Aim of the exercise — The entries must be repeated verbatim, and their images left out.
[Data for this exercise]
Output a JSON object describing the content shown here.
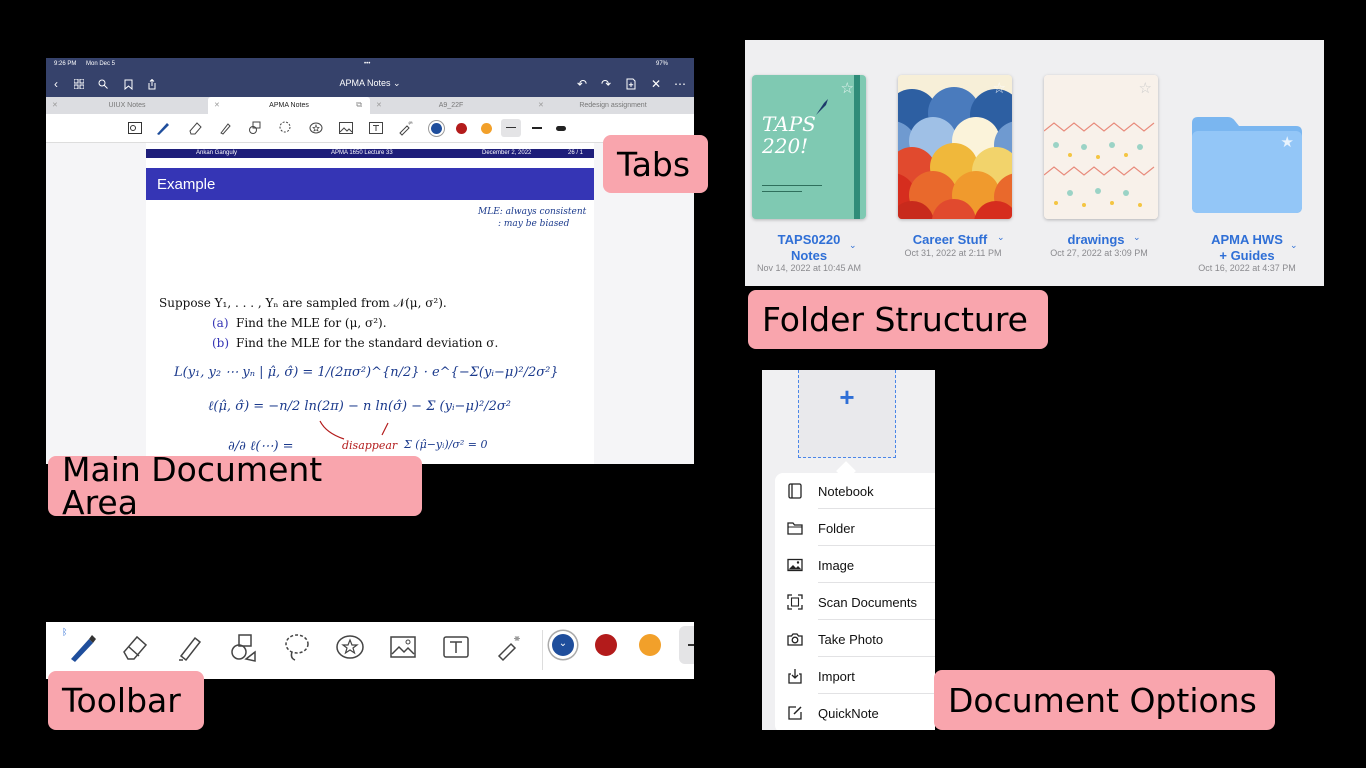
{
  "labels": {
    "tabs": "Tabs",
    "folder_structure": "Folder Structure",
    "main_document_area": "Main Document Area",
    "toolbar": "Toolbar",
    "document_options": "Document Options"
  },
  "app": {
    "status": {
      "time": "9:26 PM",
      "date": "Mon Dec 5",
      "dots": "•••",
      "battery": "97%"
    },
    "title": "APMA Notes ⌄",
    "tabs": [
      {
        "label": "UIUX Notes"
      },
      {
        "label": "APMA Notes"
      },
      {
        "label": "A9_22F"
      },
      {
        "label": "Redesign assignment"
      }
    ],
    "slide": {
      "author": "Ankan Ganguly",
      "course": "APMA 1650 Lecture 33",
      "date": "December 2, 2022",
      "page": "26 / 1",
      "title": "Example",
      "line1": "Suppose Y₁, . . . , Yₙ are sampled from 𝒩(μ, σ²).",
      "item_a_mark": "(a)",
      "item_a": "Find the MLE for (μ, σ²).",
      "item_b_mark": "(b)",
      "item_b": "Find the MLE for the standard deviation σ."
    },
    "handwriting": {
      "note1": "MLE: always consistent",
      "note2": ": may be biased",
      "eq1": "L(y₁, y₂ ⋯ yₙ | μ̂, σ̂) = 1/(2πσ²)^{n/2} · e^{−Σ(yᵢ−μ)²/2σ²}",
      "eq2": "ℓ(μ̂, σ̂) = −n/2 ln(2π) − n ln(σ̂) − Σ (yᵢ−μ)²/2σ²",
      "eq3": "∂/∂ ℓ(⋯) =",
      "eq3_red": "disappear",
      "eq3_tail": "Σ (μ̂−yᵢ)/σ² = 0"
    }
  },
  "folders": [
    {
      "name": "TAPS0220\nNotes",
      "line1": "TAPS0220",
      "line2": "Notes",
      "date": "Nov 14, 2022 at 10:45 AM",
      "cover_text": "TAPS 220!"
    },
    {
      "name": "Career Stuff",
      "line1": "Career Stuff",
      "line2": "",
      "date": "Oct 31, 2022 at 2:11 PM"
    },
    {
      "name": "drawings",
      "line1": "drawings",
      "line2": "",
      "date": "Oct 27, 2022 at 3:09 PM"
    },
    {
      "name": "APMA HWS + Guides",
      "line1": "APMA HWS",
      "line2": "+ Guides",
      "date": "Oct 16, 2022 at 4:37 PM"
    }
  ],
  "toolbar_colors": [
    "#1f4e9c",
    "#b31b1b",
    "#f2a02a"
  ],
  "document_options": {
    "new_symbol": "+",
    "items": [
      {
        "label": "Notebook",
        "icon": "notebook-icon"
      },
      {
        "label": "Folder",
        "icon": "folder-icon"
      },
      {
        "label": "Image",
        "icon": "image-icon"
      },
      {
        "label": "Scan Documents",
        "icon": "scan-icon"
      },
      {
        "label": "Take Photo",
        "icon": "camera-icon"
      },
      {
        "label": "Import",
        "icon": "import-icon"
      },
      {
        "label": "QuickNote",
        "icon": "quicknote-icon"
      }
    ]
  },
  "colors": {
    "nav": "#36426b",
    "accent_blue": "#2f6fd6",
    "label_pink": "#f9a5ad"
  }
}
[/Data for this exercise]
Result for this task —
Output a JSON object describing the content shown here.
{
  "labels": {
    "tabs": "Tabs",
    "folder_structure": "Folder Structure",
    "main_document_area": "Main Document Area",
    "toolbar": "Toolbar",
    "document_options": "Document Options"
  },
  "app": {
    "status": {
      "time": "9:26 PM",
      "date": "Mon Dec 5",
      "dots": "•••",
      "battery": "97%"
    },
    "title": "APMA Notes ⌄",
    "tabs": [
      {
        "label": "UIUX Notes"
      },
      {
        "label": "APMA Notes"
      },
      {
        "label": "A9_22F"
      },
      {
        "label": "Redesign assignment"
      }
    ],
    "slide": {
      "author": "Ankan Ganguly",
      "course": "APMA 1650 Lecture 33",
      "date": "December 2, 2022",
      "page": "26 / 1",
      "title": "Example",
      "line1": "Suppose Y₁, . . . , Yₙ are sampled from 𝒩(μ, σ²).",
      "item_a_mark": "(a)",
      "item_a": "Find the MLE for (μ, σ²).",
      "item_b_mark": "(b)",
      "item_b": "Find the MLE for the standard deviation σ."
    },
    "handwriting": {
      "note1": "MLE: always consistent",
      "note2": ": may be biased",
      "eq1": "L(y₁, y₂ ⋯ yₙ | μ̂, σ̂) = 1/(2πσ²)^{n/2} · e^{−Σ(yᵢ−μ)²/2σ²}",
      "eq2": "ℓ(μ̂, σ̂) = −n/2 ln(2π) − n ln(σ̂) − Σ (yᵢ−μ)²/2σ²",
      "eq3": "∂/∂ ℓ(⋯) =",
      "eq3_red": "disappear",
      "eq3_tail": "Σ (μ̂−yᵢ)/σ² = 0"
    }
  },
  "folders": [
    {
      "name": "TAPS0220\nNotes",
      "line1": "TAPS0220",
      "line2": "Notes",
      "date": "Nov 14, 2022 at 10:45 AM",
      "cover_text": "TAPS 220!"
    },
    {
      "name": "Career Stuff",
      "line1": "Career Stuff",
      "line2": "",
      "date": "Oct 31, 2022 at 2:11 PM"
    },
    {
      "name": "drawings",
      "line1": "drawings",
      "line2": "",
      "date": "Oct 27, 2022 at 3:09 PM"
    },
    {
      "name": "APMA HWS + Guides",
      "line1": "APMA HWS",
      "line2": "+ Guides",
      "date": "Oct 16, 2022 at 4:37 PM"
    }
  ],
  "toolbar_colors": [
    "#1f4e9c",
    "#b31b1b",
    "#f2a02a"
  ],
  "document_options": {
    "new_symbol": "+",
    "items": [
      {
        "label": "Notebook",
        "icon": "notebook-icon"
      },
      {
        "label": "Folder",
        "icon": "folder-icon"
      },
      {
        "label": "Image",
        "icon": "image-icon"
      },
      {
        "label": "Scan Documents",
        "icon": "scan-icon"
      },
      {
        "label": "Take Photo",
        "icon": "camera-icon"
      },
      {
        "label": "Import",
        "icon": "import-icon"
      },
      {
        "label": "QuickNote",
        "icon": "quicknote-icon"
      }
    ]
  },
  "colors": {
    "nav": "#36426b",
    "accent_blue": "#2f6fd6",
    "label_pink": "#f9a5ad"
  }
}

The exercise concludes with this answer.